** HOW TO COMPLETE THIS TASK **
Using the listing below, give the number of lines where "lane" appears, and nothing else.

*** MATERIAL PROVIDED ***

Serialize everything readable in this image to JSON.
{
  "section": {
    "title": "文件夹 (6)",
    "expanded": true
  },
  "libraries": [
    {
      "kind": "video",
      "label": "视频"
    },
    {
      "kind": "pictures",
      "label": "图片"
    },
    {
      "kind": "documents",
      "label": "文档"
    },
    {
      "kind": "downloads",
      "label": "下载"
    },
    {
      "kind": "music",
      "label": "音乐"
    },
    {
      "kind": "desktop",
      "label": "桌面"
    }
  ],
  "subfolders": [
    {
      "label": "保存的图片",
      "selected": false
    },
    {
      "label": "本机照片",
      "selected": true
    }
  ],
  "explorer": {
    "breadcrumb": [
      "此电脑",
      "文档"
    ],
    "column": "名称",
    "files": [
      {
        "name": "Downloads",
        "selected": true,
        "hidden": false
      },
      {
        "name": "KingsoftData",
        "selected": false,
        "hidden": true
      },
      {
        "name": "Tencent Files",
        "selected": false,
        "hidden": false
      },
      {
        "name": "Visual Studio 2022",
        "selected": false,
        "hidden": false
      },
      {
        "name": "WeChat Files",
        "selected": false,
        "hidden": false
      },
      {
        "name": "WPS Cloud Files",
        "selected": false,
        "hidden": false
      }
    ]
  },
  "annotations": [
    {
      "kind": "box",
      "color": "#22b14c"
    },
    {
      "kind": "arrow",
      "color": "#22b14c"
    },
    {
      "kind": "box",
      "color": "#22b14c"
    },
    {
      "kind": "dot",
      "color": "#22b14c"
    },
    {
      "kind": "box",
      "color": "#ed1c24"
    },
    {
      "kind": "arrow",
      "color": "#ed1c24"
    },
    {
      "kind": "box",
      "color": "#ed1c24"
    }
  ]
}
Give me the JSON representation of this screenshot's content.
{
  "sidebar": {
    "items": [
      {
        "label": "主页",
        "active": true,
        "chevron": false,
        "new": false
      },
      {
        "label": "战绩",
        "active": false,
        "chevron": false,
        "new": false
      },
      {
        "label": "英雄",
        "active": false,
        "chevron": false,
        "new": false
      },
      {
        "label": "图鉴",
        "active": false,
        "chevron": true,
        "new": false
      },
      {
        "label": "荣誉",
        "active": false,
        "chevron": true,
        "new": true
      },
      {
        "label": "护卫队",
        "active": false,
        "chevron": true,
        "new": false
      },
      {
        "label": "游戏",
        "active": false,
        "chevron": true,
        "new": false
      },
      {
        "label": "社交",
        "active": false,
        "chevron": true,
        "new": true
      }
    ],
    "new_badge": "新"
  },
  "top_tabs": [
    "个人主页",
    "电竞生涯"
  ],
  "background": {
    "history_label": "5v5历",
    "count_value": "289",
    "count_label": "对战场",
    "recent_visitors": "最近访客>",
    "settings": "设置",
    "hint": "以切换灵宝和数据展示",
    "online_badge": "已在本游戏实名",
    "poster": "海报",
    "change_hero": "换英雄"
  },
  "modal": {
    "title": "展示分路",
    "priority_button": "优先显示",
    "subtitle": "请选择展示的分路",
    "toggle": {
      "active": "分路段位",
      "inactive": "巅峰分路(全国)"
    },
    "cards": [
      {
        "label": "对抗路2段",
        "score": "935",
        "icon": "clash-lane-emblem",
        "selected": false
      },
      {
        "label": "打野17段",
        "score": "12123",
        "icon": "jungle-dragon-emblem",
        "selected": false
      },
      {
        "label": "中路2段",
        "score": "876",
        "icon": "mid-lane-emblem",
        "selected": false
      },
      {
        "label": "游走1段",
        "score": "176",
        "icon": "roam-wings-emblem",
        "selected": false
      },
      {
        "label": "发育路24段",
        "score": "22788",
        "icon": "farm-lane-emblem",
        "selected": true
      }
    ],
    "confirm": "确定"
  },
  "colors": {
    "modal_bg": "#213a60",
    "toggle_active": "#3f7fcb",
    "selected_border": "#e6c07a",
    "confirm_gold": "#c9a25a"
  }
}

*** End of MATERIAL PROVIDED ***

** SOLVED EXERCISE **
3